We conducted a computational study on pincer complexes with stereogenic phosphine arms and found that an energy difference as high as 16.8 kcal/mol could exist between the highest and lowest energy conformer, and that high energy conformers have bulky groups adjacent, causing steric clash. The full set of conformers for reactant, transition state and product were evaluated in a reaction energy profile of a CO2 reduction by a pincer nickel hydride, and we found that this reaction could be found either favorable or unfavorable depending on the choice of conformer.
The basicity of three PN3P* nickel pincer complexes have been determined in THF using the spectroscopic vverlapping indicator method. The relative basicity was found to be tBu(PN3P*)NiH > cPe(PN3P*)NiH > tBu(PN3P*)NiCl. This concludes that the imine arms of the PN3P* nickel hydrides are more basic than PN3P* nickel chloride, and changing the alkyl group on the phosphine arms had a smaller impact on the basicity compared to changing from chloride to hydride ligand on the nickel metal center.
Finally, we explored the reactivity between a PN3P* rhodium carbonyl pincer complex and dioxygen, at room temperature in solution, and at 180-200 degrees Celsius in the solid state.

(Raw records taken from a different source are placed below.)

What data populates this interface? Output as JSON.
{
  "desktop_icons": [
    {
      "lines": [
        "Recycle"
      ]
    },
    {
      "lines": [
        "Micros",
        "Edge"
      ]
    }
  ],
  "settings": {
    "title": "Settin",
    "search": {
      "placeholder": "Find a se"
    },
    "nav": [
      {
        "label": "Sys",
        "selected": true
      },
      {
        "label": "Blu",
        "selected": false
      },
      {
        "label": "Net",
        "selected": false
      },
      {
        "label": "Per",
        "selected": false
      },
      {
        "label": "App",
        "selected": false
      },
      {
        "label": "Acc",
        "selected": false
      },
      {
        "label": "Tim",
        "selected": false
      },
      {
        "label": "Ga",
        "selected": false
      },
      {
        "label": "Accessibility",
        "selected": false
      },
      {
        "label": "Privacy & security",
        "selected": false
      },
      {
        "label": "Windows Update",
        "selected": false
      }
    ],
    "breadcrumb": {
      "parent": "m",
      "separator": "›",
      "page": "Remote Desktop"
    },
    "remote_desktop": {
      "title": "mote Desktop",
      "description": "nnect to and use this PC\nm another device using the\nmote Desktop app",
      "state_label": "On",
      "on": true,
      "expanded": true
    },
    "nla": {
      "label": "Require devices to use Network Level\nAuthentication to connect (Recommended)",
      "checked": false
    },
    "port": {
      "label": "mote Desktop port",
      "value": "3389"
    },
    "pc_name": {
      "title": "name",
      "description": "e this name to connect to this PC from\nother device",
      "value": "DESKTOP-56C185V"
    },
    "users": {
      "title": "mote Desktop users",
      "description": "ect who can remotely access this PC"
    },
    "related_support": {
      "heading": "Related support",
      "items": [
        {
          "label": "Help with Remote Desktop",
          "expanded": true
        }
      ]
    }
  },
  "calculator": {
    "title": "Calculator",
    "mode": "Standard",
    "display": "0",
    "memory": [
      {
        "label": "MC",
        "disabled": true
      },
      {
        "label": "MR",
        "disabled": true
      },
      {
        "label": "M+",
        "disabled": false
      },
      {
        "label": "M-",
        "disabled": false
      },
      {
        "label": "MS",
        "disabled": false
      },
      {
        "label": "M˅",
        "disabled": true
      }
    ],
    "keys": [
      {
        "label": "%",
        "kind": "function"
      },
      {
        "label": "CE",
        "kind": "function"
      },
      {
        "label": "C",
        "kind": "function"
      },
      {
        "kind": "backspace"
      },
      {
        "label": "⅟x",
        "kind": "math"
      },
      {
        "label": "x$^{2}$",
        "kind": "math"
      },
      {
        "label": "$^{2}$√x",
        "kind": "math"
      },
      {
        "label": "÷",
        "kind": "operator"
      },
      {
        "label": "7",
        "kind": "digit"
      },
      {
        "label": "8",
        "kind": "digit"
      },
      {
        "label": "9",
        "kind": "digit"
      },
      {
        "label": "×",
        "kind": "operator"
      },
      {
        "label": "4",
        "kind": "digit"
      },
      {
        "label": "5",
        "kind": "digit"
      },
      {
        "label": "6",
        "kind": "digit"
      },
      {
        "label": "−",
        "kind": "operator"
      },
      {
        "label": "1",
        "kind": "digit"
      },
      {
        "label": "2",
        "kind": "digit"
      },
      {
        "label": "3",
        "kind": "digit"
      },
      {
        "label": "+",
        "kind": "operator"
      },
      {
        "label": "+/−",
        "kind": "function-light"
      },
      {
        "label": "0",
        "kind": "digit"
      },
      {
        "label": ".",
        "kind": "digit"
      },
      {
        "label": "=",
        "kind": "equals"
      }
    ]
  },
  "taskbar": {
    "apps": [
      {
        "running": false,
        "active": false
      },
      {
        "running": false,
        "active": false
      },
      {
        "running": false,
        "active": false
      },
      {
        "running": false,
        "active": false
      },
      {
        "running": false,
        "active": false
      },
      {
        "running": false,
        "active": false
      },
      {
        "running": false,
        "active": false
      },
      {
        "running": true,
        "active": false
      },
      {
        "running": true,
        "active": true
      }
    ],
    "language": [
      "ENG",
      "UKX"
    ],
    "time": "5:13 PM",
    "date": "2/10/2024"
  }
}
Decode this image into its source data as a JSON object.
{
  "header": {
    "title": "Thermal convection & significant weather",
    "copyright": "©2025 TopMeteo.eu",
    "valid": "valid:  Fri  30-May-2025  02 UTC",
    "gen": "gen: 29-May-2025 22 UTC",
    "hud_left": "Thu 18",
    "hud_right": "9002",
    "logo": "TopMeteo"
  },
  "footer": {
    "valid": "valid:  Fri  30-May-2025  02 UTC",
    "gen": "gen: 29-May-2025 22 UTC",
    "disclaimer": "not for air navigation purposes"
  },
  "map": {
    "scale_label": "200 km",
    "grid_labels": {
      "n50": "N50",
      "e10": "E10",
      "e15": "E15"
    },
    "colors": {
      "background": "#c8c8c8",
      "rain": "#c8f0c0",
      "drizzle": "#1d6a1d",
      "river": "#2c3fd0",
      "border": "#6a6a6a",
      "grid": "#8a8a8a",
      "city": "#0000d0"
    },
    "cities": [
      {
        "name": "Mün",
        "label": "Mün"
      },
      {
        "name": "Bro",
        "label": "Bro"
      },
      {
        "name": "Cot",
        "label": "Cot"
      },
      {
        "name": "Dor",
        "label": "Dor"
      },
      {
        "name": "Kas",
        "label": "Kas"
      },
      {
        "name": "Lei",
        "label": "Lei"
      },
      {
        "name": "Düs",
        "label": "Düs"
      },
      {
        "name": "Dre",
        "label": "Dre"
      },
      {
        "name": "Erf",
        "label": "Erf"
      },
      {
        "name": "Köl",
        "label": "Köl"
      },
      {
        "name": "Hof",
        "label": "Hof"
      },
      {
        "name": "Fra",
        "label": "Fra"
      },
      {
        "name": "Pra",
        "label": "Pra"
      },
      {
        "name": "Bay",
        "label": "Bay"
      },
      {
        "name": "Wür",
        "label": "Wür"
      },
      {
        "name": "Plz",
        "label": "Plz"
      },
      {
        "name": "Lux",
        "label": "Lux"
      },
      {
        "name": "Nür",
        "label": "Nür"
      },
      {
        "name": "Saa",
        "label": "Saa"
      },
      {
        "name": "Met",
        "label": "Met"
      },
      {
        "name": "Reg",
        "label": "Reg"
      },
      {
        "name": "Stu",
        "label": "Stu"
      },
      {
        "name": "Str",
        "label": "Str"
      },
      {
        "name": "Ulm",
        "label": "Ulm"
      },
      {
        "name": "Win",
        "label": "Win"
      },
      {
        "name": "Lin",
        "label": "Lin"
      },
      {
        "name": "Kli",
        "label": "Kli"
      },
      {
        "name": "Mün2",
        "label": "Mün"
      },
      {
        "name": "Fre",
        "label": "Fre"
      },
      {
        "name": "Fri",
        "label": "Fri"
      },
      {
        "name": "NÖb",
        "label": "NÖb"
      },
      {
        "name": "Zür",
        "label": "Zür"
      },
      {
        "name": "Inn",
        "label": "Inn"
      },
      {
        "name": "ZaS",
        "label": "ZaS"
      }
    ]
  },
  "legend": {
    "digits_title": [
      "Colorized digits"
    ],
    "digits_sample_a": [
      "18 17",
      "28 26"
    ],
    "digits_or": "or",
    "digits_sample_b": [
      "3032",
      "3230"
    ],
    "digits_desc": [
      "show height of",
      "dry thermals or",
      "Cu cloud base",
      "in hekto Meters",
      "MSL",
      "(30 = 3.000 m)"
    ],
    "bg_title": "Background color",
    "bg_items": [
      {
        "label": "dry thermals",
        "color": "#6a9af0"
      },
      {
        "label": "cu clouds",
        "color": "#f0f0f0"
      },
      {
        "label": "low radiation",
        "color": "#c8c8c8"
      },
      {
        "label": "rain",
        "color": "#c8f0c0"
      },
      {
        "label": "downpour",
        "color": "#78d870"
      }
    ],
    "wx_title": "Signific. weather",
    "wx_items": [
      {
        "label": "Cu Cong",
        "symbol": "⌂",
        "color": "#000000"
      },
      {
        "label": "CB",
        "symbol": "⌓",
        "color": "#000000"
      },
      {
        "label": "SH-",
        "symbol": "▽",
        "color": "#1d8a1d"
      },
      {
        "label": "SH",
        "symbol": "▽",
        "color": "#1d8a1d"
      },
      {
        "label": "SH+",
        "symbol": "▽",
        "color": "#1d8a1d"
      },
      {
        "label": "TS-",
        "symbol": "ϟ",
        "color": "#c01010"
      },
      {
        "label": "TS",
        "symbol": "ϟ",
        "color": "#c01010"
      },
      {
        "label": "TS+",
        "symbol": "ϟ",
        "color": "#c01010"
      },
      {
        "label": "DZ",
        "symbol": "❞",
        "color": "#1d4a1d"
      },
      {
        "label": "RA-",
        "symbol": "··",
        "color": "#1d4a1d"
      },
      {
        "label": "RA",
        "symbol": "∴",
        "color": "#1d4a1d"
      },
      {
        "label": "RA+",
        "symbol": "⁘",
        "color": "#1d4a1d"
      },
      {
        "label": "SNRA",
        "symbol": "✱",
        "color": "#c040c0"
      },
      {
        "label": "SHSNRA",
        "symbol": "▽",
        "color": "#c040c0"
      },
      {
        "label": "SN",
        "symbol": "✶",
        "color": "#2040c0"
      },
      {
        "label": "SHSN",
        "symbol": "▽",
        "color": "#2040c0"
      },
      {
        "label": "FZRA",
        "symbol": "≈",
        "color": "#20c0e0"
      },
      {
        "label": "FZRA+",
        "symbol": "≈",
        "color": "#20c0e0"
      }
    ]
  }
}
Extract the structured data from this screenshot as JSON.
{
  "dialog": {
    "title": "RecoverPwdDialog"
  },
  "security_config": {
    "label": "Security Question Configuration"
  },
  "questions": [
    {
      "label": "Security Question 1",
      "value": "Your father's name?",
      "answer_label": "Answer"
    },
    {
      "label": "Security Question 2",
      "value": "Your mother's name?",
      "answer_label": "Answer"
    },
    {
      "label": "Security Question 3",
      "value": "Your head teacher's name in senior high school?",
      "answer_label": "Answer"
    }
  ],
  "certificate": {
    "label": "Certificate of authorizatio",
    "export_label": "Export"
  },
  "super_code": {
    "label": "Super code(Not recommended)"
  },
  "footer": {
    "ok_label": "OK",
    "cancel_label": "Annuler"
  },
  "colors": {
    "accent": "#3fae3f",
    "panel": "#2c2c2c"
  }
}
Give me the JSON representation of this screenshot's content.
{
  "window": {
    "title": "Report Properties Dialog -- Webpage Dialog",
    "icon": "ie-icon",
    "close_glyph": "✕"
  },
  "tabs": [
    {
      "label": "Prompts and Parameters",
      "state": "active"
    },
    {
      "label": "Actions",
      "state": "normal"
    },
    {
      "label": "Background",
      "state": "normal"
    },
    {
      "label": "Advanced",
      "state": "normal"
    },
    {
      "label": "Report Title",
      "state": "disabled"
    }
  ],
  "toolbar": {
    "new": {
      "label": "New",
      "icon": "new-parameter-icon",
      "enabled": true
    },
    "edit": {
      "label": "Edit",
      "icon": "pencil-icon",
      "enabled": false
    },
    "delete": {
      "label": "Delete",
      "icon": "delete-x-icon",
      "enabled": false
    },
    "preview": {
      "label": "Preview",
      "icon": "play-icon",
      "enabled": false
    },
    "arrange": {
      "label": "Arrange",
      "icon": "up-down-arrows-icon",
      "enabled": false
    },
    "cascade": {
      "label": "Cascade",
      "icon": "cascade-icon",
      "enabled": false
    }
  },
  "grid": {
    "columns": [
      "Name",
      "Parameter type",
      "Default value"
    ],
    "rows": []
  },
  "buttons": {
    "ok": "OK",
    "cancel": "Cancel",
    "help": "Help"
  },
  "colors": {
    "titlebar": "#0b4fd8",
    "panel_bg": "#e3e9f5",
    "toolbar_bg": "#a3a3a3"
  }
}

The solution reaction affords oxidation on pyridine moeity on the ligand backbone. This reaction between the singlet PN3P* rhodium carbonyl complex and triplet dioxygen is found to be possible due to the ligands ability to transfer an electron to dioxygen, creating a superoxide radical anion and a ligand-centered radical cation. This reaction is an example of the pincer ligand being redox non-innocent. The solid state reaction was studied with in situ rhodium K-edge x-ray absorption spectroscopy and an isobestic point was observed, indicating a clean reaction and a significant change occuring at the rhodium metal center. In situ FTIR studies revealed that the oxidation on the ligand also occurs in the solid state, but additionally the PN3P rhodium carbonyl complex facilitates the reaction between dioxygen and carbon monoxide to produce CO2.